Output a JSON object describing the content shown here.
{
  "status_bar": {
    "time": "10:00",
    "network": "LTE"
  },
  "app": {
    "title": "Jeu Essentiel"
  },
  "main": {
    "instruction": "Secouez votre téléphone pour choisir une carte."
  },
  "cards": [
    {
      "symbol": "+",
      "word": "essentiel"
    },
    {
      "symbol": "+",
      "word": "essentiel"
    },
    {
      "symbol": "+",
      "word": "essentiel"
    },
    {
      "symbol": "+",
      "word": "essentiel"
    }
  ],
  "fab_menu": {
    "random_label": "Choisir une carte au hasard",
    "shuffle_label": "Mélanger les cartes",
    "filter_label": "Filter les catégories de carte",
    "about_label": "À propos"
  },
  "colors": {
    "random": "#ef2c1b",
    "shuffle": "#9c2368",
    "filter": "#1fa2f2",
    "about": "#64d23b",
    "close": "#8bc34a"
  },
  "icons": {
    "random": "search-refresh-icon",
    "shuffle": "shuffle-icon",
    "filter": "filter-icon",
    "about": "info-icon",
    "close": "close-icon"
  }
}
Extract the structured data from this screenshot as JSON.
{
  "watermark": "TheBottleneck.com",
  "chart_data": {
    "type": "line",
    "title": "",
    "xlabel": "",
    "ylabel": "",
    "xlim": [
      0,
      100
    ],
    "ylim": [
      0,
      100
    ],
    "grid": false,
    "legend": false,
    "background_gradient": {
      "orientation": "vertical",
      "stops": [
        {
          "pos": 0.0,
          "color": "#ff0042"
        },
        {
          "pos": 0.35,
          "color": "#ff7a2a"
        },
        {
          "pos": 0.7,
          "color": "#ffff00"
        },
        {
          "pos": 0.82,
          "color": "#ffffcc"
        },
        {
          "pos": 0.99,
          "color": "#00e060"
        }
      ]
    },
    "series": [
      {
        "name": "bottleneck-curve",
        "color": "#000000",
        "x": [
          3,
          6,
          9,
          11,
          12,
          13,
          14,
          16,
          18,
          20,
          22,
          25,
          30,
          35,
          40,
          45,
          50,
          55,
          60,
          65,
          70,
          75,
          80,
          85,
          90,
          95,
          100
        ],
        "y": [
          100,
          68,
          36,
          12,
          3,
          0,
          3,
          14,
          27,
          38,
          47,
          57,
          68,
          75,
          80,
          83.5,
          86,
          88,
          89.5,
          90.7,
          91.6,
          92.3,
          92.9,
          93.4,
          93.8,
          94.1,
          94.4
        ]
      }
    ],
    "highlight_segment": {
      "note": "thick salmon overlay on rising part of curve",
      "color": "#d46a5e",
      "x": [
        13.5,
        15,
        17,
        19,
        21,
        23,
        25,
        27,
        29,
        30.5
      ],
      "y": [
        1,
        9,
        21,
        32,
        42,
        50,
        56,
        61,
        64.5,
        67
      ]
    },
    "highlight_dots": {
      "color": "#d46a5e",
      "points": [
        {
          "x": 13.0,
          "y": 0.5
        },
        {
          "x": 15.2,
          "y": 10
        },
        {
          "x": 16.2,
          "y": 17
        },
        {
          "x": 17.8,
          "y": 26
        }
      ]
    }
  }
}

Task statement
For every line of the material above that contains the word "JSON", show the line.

Result of the exercise
Output a JSON object describing the content shown here.
Extract the structured data from this screenshot as JSON.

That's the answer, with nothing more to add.